  15. ^ "Transactions". The New York Times. September 30, 2001. Retrieved September 24, 2020.
  16. ^ "Transactions". The New York Times. March 29, 2002. Retrieved September 24, 2020.
  17. ^ "Peete leads surprise Panthers to 3-0 record". Retrieved September 24, 2020.
  18. ^ "Panthers agree to deals with Delhomme, Peete". Retrieved September 24, 2020.
  19. ^ Martin, Chris (January 18, 2005). " Position Outlook – Quarterback".
  20. ^ "Transactions". The New York Times. March 2005. Retrieved September 24, 2020.
  21. ^ Pasquarelli, Len (April 18, 2005), Peete to co-host "The Best Damn Sports Show Period" – NFL – ESPN, retrieved September 24, 2020
  22. ^ Sandberg, Bryn Elise (May 6, 2015). "OWN Orders Holly Robinson Peete and Rodney Peete Docuseries". The Hollywood Reporter. Retrieved August 24, 2020.
  23. ^ "Roggin & Rodney". iHeartMedia. Retrieved February 2, 2023.
  24. ^ Aubry, Erin (August 28, 2008). "Holly's Heart". Archived from the original on August 28, 2008. Retrieved June 20, 2020.
  25. ^ Rodney Peete; Craig Bridger (June 2010). "My Son Calls the Plays". Men's Health. pp. 132, 134.
  26. ^ Sengwe, Stephanie (June 23, 2023). "Holly Robinson Peete Says Its a Godsend Dodgers Hired Son Who Has Autism: Love This Team".
  27. ^ "THE ALOHA BOWL QUARTERBACKS : RODNEY PEETE : Family Background Has Also Played a Big Part at USC". Los Angeles Times.
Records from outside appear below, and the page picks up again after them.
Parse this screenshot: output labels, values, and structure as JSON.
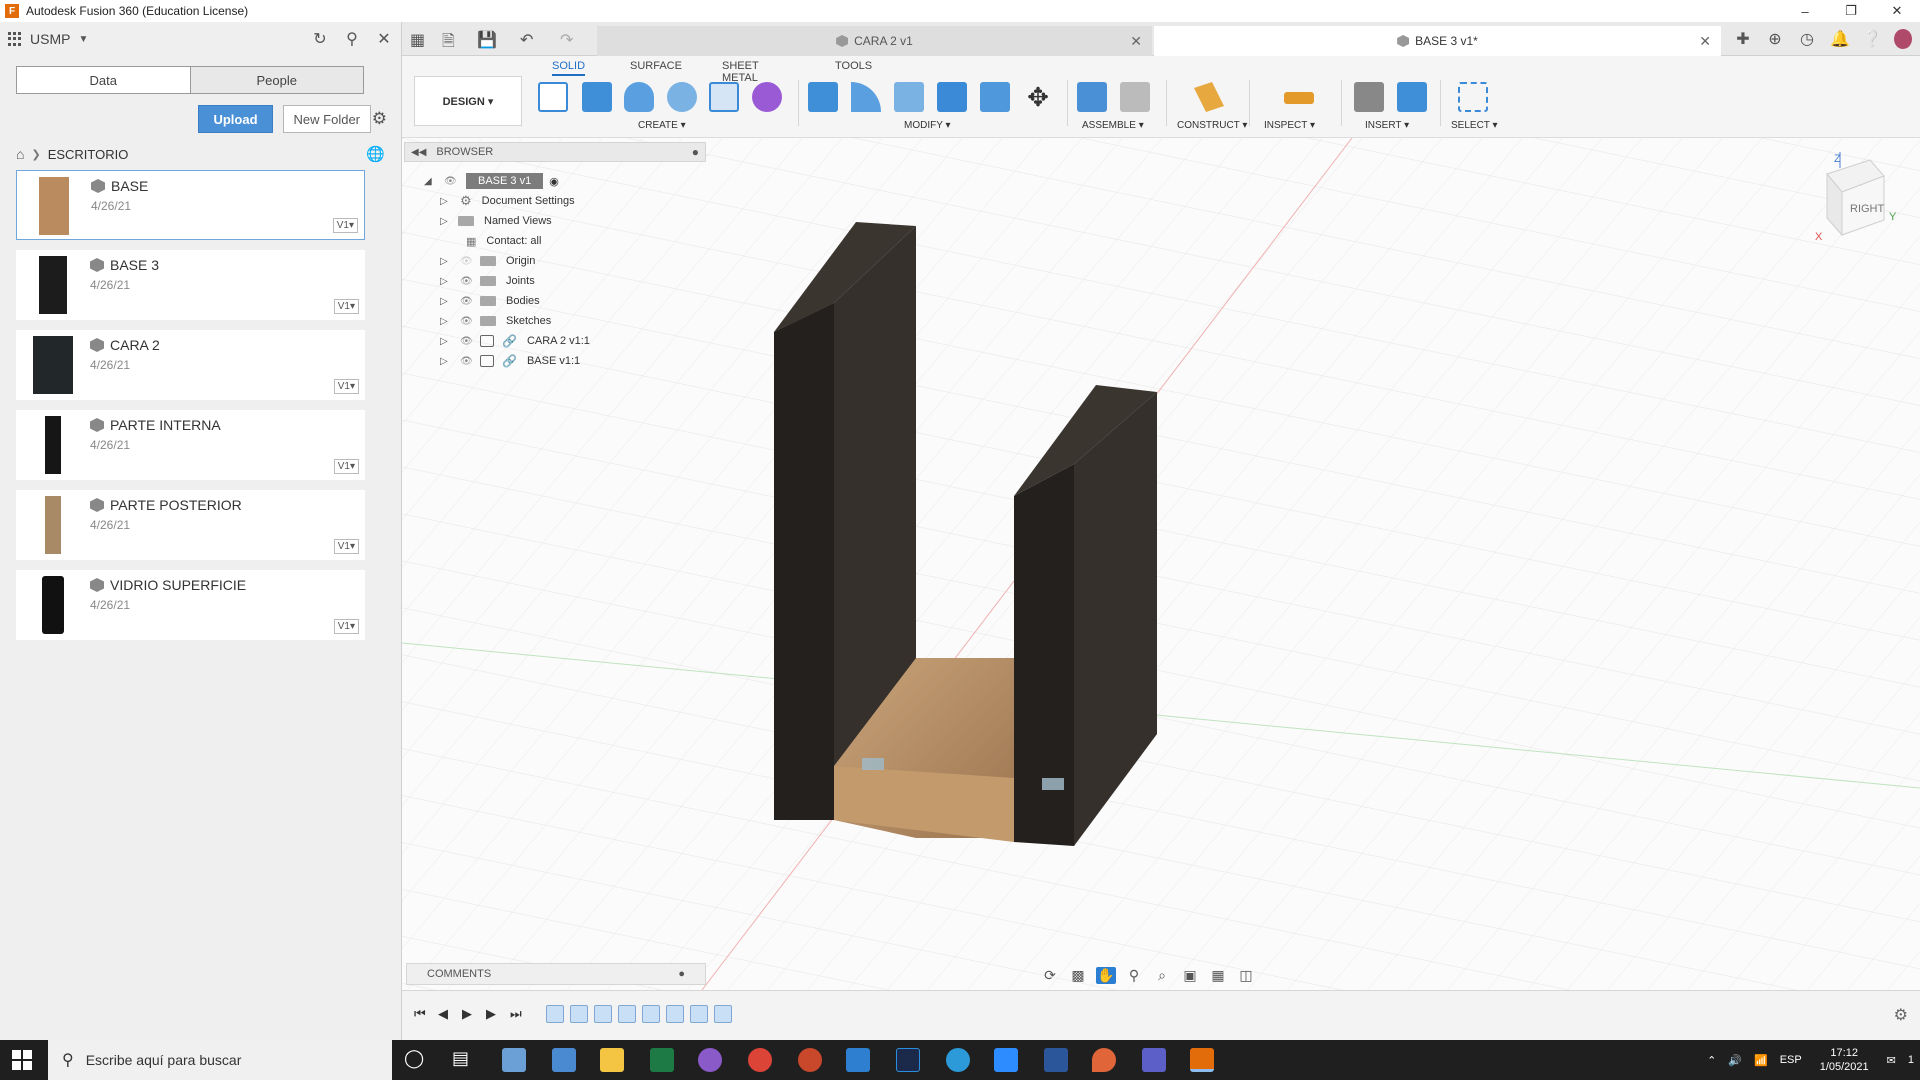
{
  "window": {
    "title": "Autodesk Fusion 360 (Education License)",
    "logo": "F"
  },
  "data_panel": {
    "team": "USMP",
    "tabs": [
      "Data",
      "People"
    ],
    "upload_label": "Upload",
    "new_folder_label": "New Folder",
    "breadcrumb": "ESCRITORIO",
    "files": [
      {
        "name": "BASE",
        "date": "4/26/21",
        "version": "V1▾",
        "color": "#b98b5e"
      },
      {
        "name": "BASE 3",
        "date": "4/26/21",
        "version": "V1▾",
        "color": "#1c1c1c"
      },
      {
        "name": "CARA 2",
        "date": "4/26/21",
        "version": "V1▾",
        "color": "#22272a"
      },
      {
        "name": "PARTE INTERNA",
        "date": "4/26/21",
        "version": "V1▾",
        "color": "#161616"
      },
      {
        "name": "PARTE POSTERIOR",
        "date": "4/26/21",
        "version": "V1▾",
        "color": "#a98a66"
      },
      {
        "name": "VIDRIO SUPERFICIE",
        "date": "4/26/21",
        "version": "V1▾",
        "color": "#111"
      }
    ]
  },
  "doc_tabs": {
    "tab1": "CARA 2 v1",
    "tab2": "BASE 3 v1*"
  },
  "toolbar": {
    "tabs": [
      "SOLID",
      "SURFACE",
      "SHEET METAL",
      "TOOLS"
    ],
    "design_label": "DESIGN ▾",
    "groups": [
      "CREATE ▾",
      "MODIFY ▾",
      "ASSEMBLE ▾",
      "CONSTRUCT ▾",
      "INSPECT ▾",
      "INSERT ▾",
      "SELECT ▾"
    ]
  },
  "browser": {
    "title": "BROWSER",
    "root": "BASE 3 v1",
    "items": [
      "Document Settings",
      "Named Views",
      "Contact: all",
      "Origin",
      "Joints",
      "Bodies",
      "Sketches",
      "CARA 2 v1:1",
      "BASE v1:1"
    ]
  },
  "viewcube": {
    "face": "RIGHT",
    "axis_z": "Z",
    "axis_x": "X",
    "axis_y": "Y"
  },
  "comments": {
    "label": "COMMENTS"
  },
  "taskbar": {
    "search_placeholder": "Escribe aquí para buscar",
    "lang": "ESP",
    "time": "17:12",
    "date": "1/05/2021",
    "notif": "1"
  },
  "colors": {
    "accent": "#1f6fc5",
    "upload": "#4a90d6",
    "wood_dark": "#2a2522",
    "wood_light": "#b98b5e"
  }
}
December 26, 1985. Retrieved September 24, 2020.